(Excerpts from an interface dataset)

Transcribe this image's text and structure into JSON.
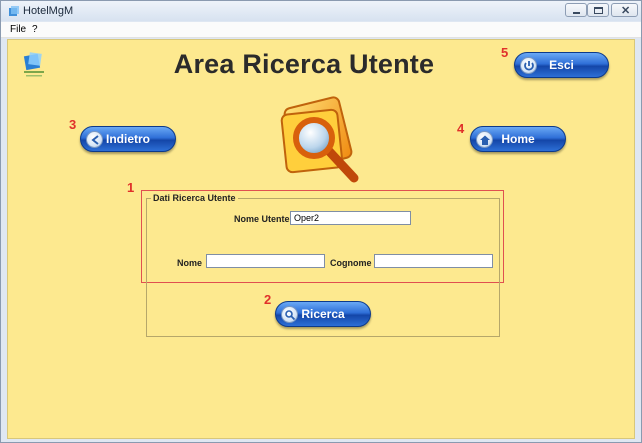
{
  "window": {
    "title": "HotelMgM"
  },
  "menu": {
    "items": [
      "File",
      "?"
    ]
  },
  "page": {
    "title": "Area Ricerca Utente"
  },
  "buttons": {
    "exit": "Esci",
    "back": "Indietro",
    "home": "Home",
    "search": "Ricerca"
  },
  "markers": {
    "fieldset": "1",
    "search": "2",
    "back": "3",
    "home": "4",
    "exit": "5"
  },
  "form": {
    "legend": "Dati Ricerca Utente",
    "username_label": "Nome Utente",
    "username_value": "Oper2",
    "name_label": "Nome",
    "name_value": "",
    "surname_label": "Cognome",
    "surname_value": ""
  },
  "colors": {
    "background": "#fde98f",
    "button_blue": "#2f6fd7",
    "marker_red": "#e0302a"
  },
  "icons": {
    "app": "hotel-app-icon",
    "logo": "hotel-logo-icon",
    "exit": "exit-arrow-icon",
    "back": "back-arrow-icon",
    "home": "house-icon",
    "search": "magnifier-icon",
    "banner": "folder-magnifier-icon"
  }
}
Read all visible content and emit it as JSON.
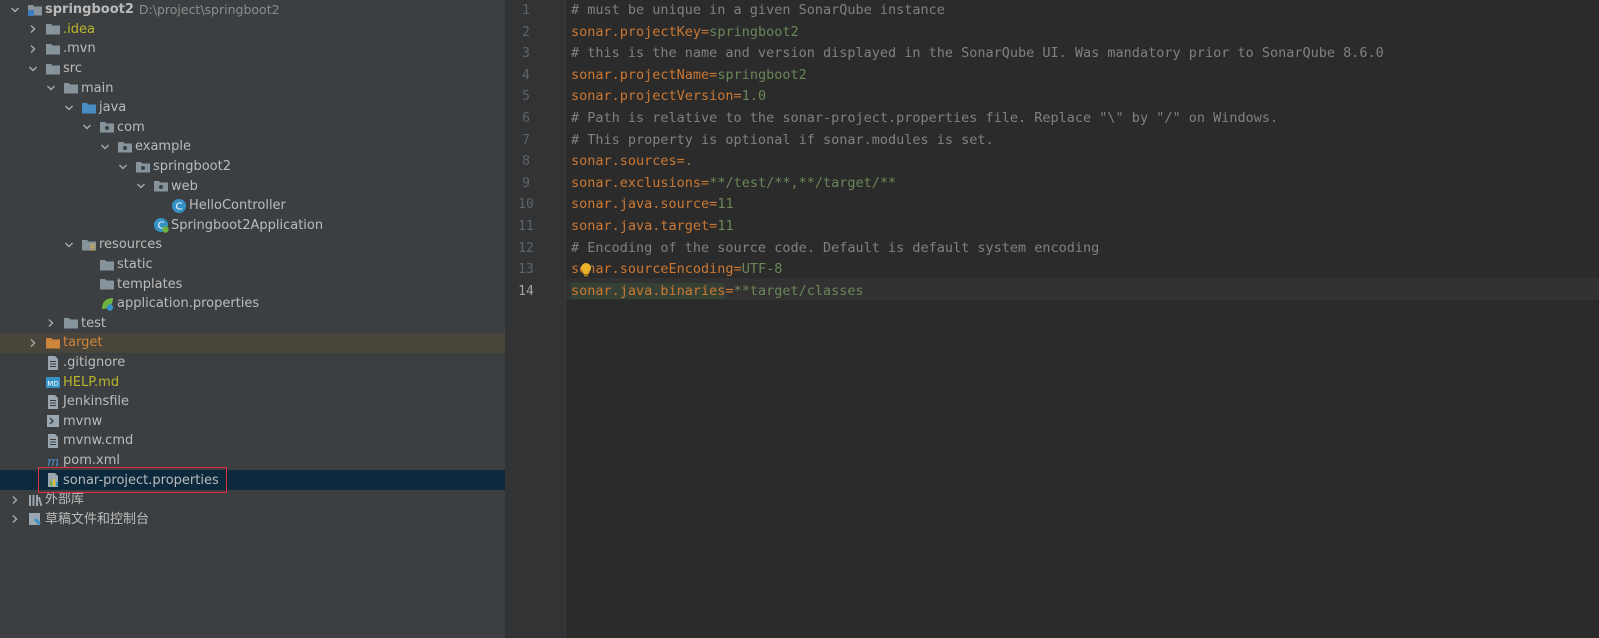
{
  "project_tree": {
    "rows": [
      {
        "label": "springboot2",
        "hint": "D:\\project\\springboot2"
      },
      {
        "label": ".idea"
      },
      {
        "label": ".mvn"
      },
      {
        "label": "src"
      },
      {
        "label": "main"
      },
      {
        "label": "java"
      },
      {
        "label": "com"
      },
      {
        "label": "example"
      },
      {
        "label": "springboot2"
      },
      {
        "label": "web"
      },
      {
        "label": "HelloController"
      },
      {
        "label": "Springboot2Application"
      },
      {
        "label": "resources"
      },
      {
        "label": "static"
      },
      {
        "label": "templates"
      },
      {
        "label": "application.properties"
      },
      {
        "label": "test"
      },
      {
        "label": "target"
      },
      {
        "label": ".gitignore"
      },
      {
        "label": "HELP.md"
      },
      {
        "label": "Jenkinsfile"
      },
      {
        "label": "mvnw"
      },
      {
        "label": "mvnw.cmd"
      },
      {
        "label": "pom.xml"
      },
      {
        "label": "sonar-project.properties"
      },
      {
        "label": "外部库"
      },
      {
        "label": "草稿文件和控制台"
      }
    ]
  },
  "editor": {
    "line_numbers": [
      "1",
      "2",
      "3",
      "4",
      "5",
      "6",
      "7",
      "8",
      "9",
      "10",
      "11",
      "12",
      "13",
      "14"
    ],
    "lines": [
      {
        "comment": "# must be unique in a given SonarQube instance"
      },
      {
        "key": "sonar.projectKey",
        "eq": "=",
        "value": "springboot2"
      },
      {
        "comment": "# this is the name and version displayed in the SonarQube UI. Was mandatory prior to SonarQube 8.6.0"
      },
      {
        "key": "sonar.projectName",
        "eq": "=",
        "value": "springboot2"
      },
      {
        "key": "sonar.projectVersion",
        "eq": "=",
        "value": "1.0"
      },
      {
        "comment": "# Path is relative to the sonar-project.properties file. Replace \"\\\" by \"/\" on Windows."
      },
      {
        "comment": "# This property is optional if sonar.modules is set."
      },
      {
        "key": "sonar.sources",
        "eq": "=",
        "value": "."
      },
      {
        "key": "sonar.exclusions",
        "eq": "=",
        "value": "**/test/**,**/target/**"
      },
      {
        "key": "sonar.java.source",
        "eq": "=",
        "value": "11"
      },
      {
        "key": "sonar.java.target",
        "eq": "=",
        "value": "11"
      },
      {
        "comment": "# Encoding of the source code. Default is default system encoding"
      },
      {
        "key": "sonar.sourceEncoding",
        "eq": "=",
        "value": "UTF-8"
      },
      {
        "key": "sonar.java.binaries",
        "eq": "=",
        "value": "**target/classes"
      }
    ],
    "current_line": "14"
  },
  "colors": {
    "sidebar_bg": "#3c3f41",
    "editor_bg": "#2b2b2b",
    "property_key": "#cc7832",
    "property_value": "#6a8759",
    "comment": "#808080",
    "selection": "#0d293e",
    "highlight_box": "#e0303a"
  }
}
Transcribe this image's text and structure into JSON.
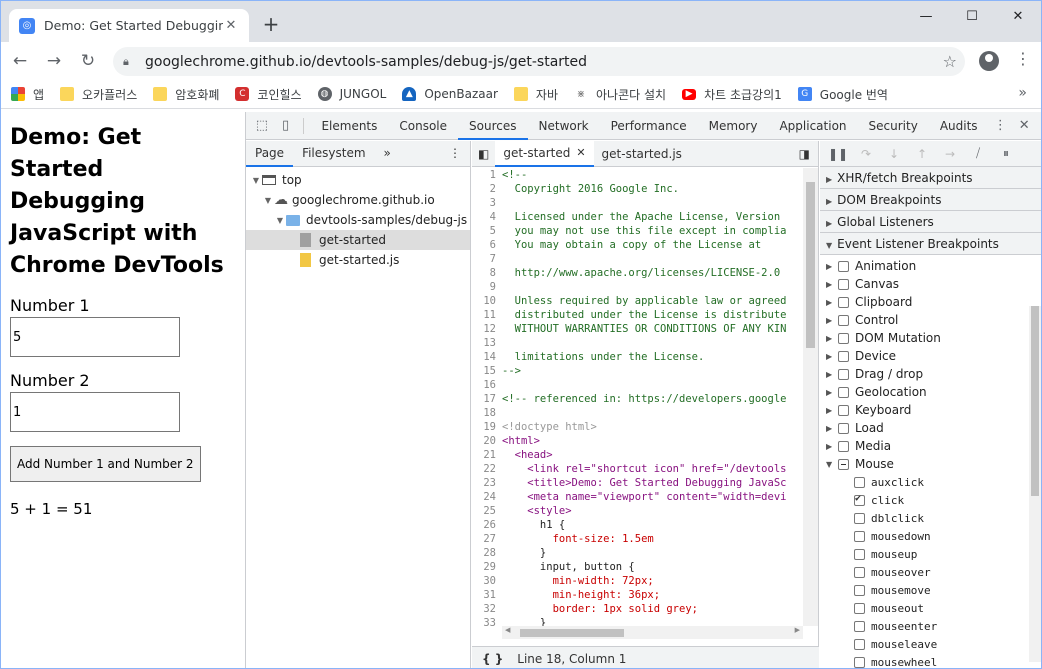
{
  "tab": {
    "title": "Demo: Get Started Debugging J",
    "favicon": "chrome-favicon"
  },
  "address": {
    "url": "googlechrome.github.io/devtools-samples/debug-js/get-started"
  },
  "bookmarks": [
    {
      "label": "앱",
      "icon": "apps-grid-icon"
    },
    {
      "label": "오카플러스",
      "icon": "folder-icon"
    },
    {
      "label": "암호화폐",
      "icon": "folder-icon"
    },
    {
      "label": "코인힐스",
      "icon": "coinhills-icon"
    },
    {
      "label": "JUNGOL",
      "icon": "globe-icon"
    },
    {
      "label": "OpenBazaar",
      "icon": "openbazaar-icon"
    },
    {
      "label": "자바",
      "icon": "folder-icon"
    },
    {
      "label": "아나콘다 설치",
      "icon": "anaconda-icon"
    },
    {
      "label": "차트 초급강의1",
      "icon": "youtube-icon"
    },
    {
      "label": "Google 번역",
      "icon": "translate-icon"
    }
  ],
  "page": {
    "heading": "Demo: Get Started Debugging JavaScript with Chrome DevTools",
    "label1": "Number 1",
    "value1": "5",
    "label2": "Number 2",
    "value2": "1",
    "button": "Add Number 1 and Number 2",
    "result": "5 + 1 = 51"
  },
  "devtools": {
    "tabs": [
      "Elements",
      "Console",
      "Sources",
      "Network",
      "Performance",
      "Memory",
      "Application",
      "Security",
      "Audits"
    ],
    "active_tab": "Sources",
    "navigator": {
      "tabs": [
        "Page",
        "Filesystem"
      ],
      "tree": [
        {
          "label": "top",
          "depth": 0,
          "icon": "frame-icon"
        },
        {
          "label": "googlechrome.github.io",
          "depth": 1,
          "icon": "cloud-icon"
        },
        {
          "label": "devtools-samples/debug-js",
          "depth": 2,
          "icon": "folder-icon"
        },
        {
          "label": "get-started",
          "depth": 3,
          "icon": "file-icon",
          "selected": true
        },
        {
          "label": "get-started.js",
          "depth": 3,
          "icon": "js-file-icon"
        }
      ]
    },
    "editor": {
      "tabs": [
        "get-started",
        "get-started.js"
      ],
      "status": "Line 18, Column 1",
      "lines": [
        "<!--",
        "  Copyright 2016 Google Inc.",
        "",
        "  Licensed under the Apache License, Version",
        "  you may not use this file except in complia",
        "  You may obtain a copy of the License at",
        "",
        "  http://www.apache.org/licenses/LICENSE-2.0",
        "",
        "  Unless required by applicable law or agreed",
        "  distributed under the License is distribute",
        "  WITHOUT WARRANTIES OR CONDITIONS OF ANY KIN",
        "",
        "  limitations under the License.",
        "-->",
        "",
        "<!-- referenced in: https://developers.google",
        "",
        "<!doctype html>",
        "<html>",
        "  <head>",
        "    <link rel=\"shortcut icon\" href=\"/devtools",
        "    <title>Demo: Get Started Debugging JavaSc",
        "    <meta name=\"viewport\" content=\"width=devi",
        "    <style>",
        "      h1 {",
        "        font-size: 1.5em",
        "      }",
        "      input, button {",
        "        min-width: 72px;",
        "        min-height: 36px;",
        "        border: 1px solid grey;",
        "      }",
        ""
      ]
    },
    "debugger": {
      "sections": [
        "XHR/fetch Breakpoints",
        "DOM Breakpoints",
        "Global Listeners",
        "Event Listener Breakpoints"
      ],
      "categories": [
        "Animation",
        "Canvas",
        "Clipboard",
        "Control",
        "DOM Mutation",
        "Device",
        "Drag / drop",
        "Geolocation",
        "Keyboard",
        "Load",
        "Media",
        "Mouse"
      ],
      "mouse_events": [
        {
          "name": "auxclick",
          "checked": false
        },
        {
          "name": "click",
          "checked": true
        },
        {
          "name": "dblclick",
          "checked": false
        },
        {
          "name": "mousedown",
          "checked": false
        },
        {
          "name": "mouseup",
          "checked": false
        },
        {
          "name": "mouseover",
          "checked": false
        },
        {
          "name": "mousemove",
          "checked": false
        },
        {
          "name": "mouseout",
          "checked": false
        },
        {
          "name": "mouseenter",
          "checked": false
        },
        {
          "name": "mouseleave",
          "checked": false
        },
        {
          "name": "mousewheel",
          "checked": false
        }
      ]
    }
  }
}
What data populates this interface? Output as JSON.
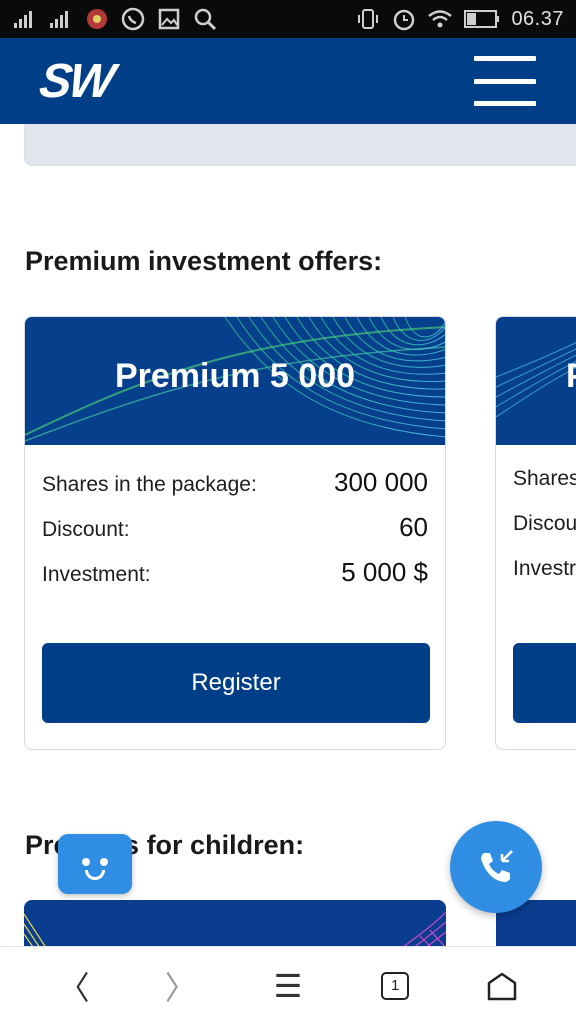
{
  "status_bar": {
    "time": "06.37",
    "left_icons": [
      "signal-icon",
      "signal-2-icon",
      "notification-icon",
      "whatsapp-icon",
      "gallery-icon",
      "search-icon"
    ],
    "right_icons": [
      "vibrate-icon",
      "alarm-icon",
      "wifi-icon",
      "battery-icon"
    ]
  },
  "header": {
    "logo": "SW",
    "menu_icon": "hamburger-menu-icon",
    "background": "#003e87"
  },
  "sections": {
    "premium_title": "Premium investment offers:",
    "children_title": "Presents for children:"
  },
  "cards": [
    {
      "title": "Premium 5 000",
      "rows": [
        {
          "label": "Shares in the package:",
          "value": "300 000"
        },
        {
          "label": "Discount:",
          "value": "60"
        },
        {
          "label": "Investment:",
          "value": "5 000 $"
        }
      ],
      "button": "Register"
    },
    {
      "title": "P",
      "rows": [
        {
          "label": "Shares",
          "value": ""
        },
        {
          "label": "Discou",
          "value": ""
        },
        {
          "label": "Investr",
          "value": ""
        }
      ],
      "button": ""
    }
  ],
  "widgets": {
    "chat_icon": "chat-face-icon",
    "call_icon": "phone-call-icon",
    "accent": "#2f8de4"
  },
  "bottom_nav": {
    "back": "〈",
    "forward": "〉",
    "menu": "☰",
    "tabs_count": "1",
    "home_icon": "home-icon"
  }
}
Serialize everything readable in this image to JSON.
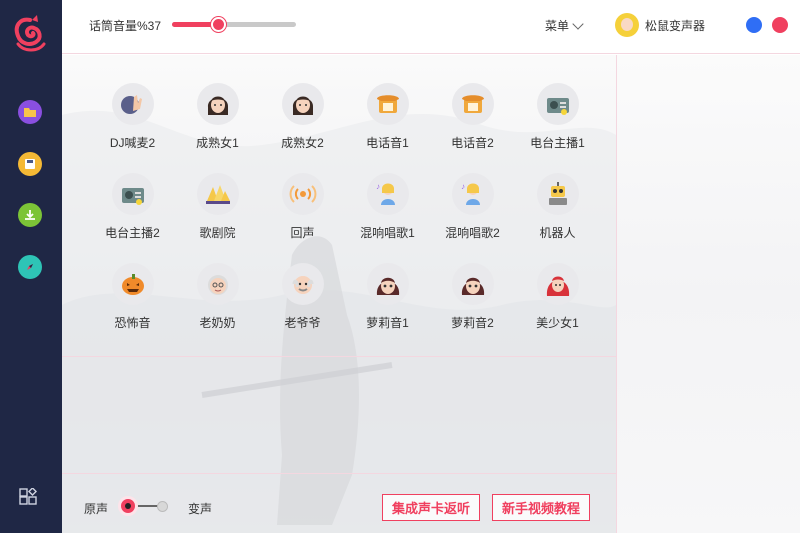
{
  "topbar": {
    "volume_label": "话筒音量%37",
    "volume_fraction": 0.37,
    "menu_label": "菜单",
    "user_name": "松鼠变声器"
  },
  "colors": {
    "accent": "#f0405f",
    "sidebar_bg": "#1f2745",
    "window_dot_blue": "#2f6ef5",
    "window_dot_red": "#f0405f"
  },
  "sidebar": {
    "items": [
      {
        "icon": "folder-icon",
        "color": "#8a4fe0"
      },
      {
        "icon": "save-icon",
        "color": "#f5b935"
      },
      {
        "icon": "download-icon",
        "color": "#7cc437"
      },
      {
        "icon": "compass-icon",
        "color": "#2ec4b6"
      }
    ],
    "bottom_icon": "grid-icon"
  },
  "effects": [
    {
      "label": "DJ喊麦2",
      "icon": "dj-hand-icon"
    },
    {
      "label": "成熟女1",
      "icon": "woman-face-icon"
    },
    {
      "label": "成熟女2",
      "icon": "woman-face-icon"
    },
    {
      "label": "电话音1",
      "icon": "telephone-icon"
    },
    {
      "label": "电话音2",
      "icon": "telephone-icon"
    },
    {
      "label": "电台主播1",
      "icon": "radio-icon"
    },
    {
      "label": "电台主播2",
      "icon": "radio-icon"
    },
    {
      "label": "歌剧院",
      "icon": "opera-house-icon"
    },
    {
      "label": "回声",
      "icon": "echo-icon"
    },
    {
      "label": "混响唱歌1",
      "icon": "singer-icon"
    },
    {
      "label": "混响唱歌2",
      "icon": "singer-icon"
    },
    {
      "label": "机器人",
      "icon": "robot-icon"
    },
    {
      "label": "恐怖音",
      "icon": "pumpkin-icon"
    },
    {
      "label": "老奶奶",
      "icon": "grandma-icon"
    },
    {
      "label": "老爷爷",
      "icon": "grandpa-icon"
    },
    {
      "label": "萝莉音1",
      "icon": "girl-face-icon"
    },
    {
      "label": "萝莉音2",
      "icon": "girl-face-icon"
    },
    {
      "label": "美少女1",
      "icon": "red-hair-girl-icon"
    }
  ],
  "bottom": {
    "original_label": "原声",
    "changed_label": "变声",
    "soundcard_button": "集成声卡返听",
    "tutorial_button": "新手视频教程"
  }
}
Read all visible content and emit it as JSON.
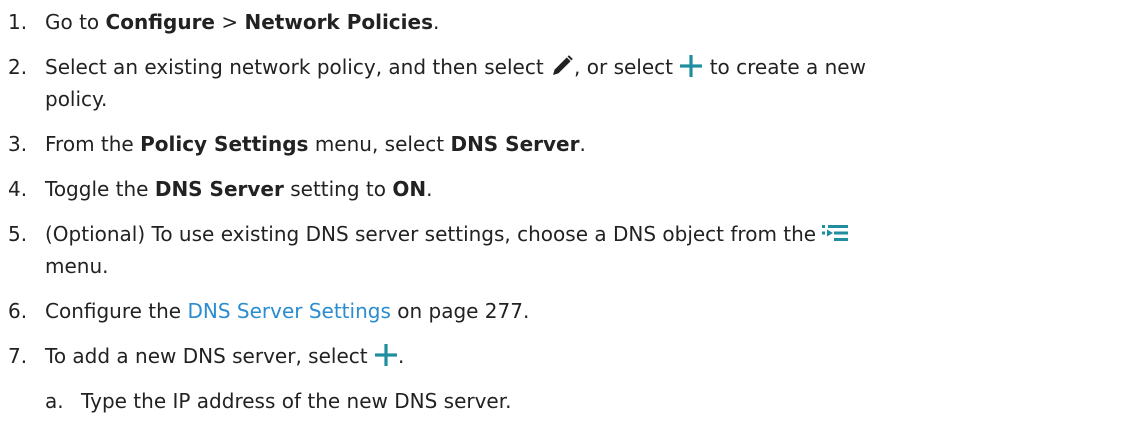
{
  "icons": {
    "edit": "pencil-icon",
    "add": "plus-icon",
    "menu": "object-list-menu-icon",
    "accent": "#1f8e9e"
  },
  "link_color": "#2b8ccf",
  "steps": [
    {
      "num": "1.",
      "a": "Go to ",
      "b1": "Configure",
      "c": " > ",
      "b2": "Network Policies",
      "d": "."
    },
    {
      "num": "2.",
      "a": "Select an existing network policy, and then select ",
      "b": ", or select ",
      "c": " to create a new",
      "d": "policy."
    },
    {
      "num": "3.",
      "a": "From the ",
      "b1": "Policy Settings",
      "c": " menu, select ",
      "b2": "DNS Server",
      "d": "."
    },
    {
      "num": "4.",
      "a": "Toggle the ",
      "b1": "DNS Server",
      "c": " setting to ",
      "b2": "ON",
      "d": "."
    },
    {
      "num": "5.",
      "a": "(Optional) To use existing DNS server settings, choose a DNS object from the ",
      "b": "menu."
    },
    {
      "num": "6.",
      "a": "Configure the ",
      "link": "DNS Server Settings",
      "b": " on page 277."
    },
    {
      "num": "7.",
      "a": "To add a new DNS server, select ",
      "b": "."
    },
    {
      "num": "a.",
      "a": "Type the IP address of the new DNS server."
    }
  ]
}
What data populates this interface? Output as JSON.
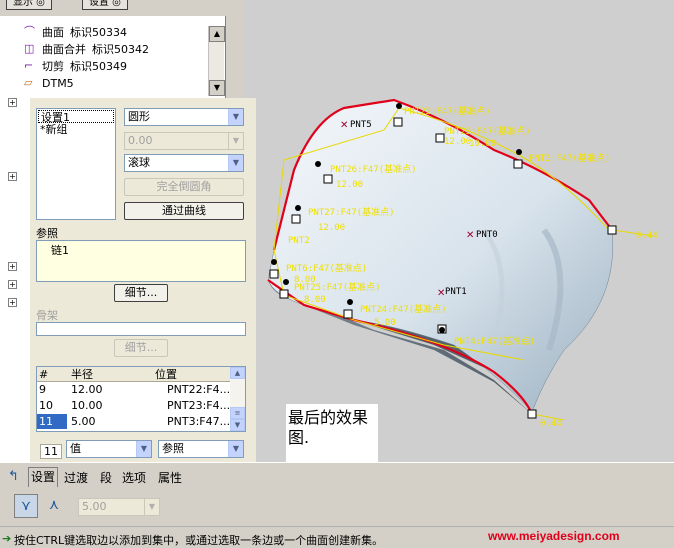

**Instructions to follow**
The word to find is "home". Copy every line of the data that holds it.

**Your response**
    "home": "Home",
    "home": "4",
    "home": "house-icon",
    "home_icon": "home-icon"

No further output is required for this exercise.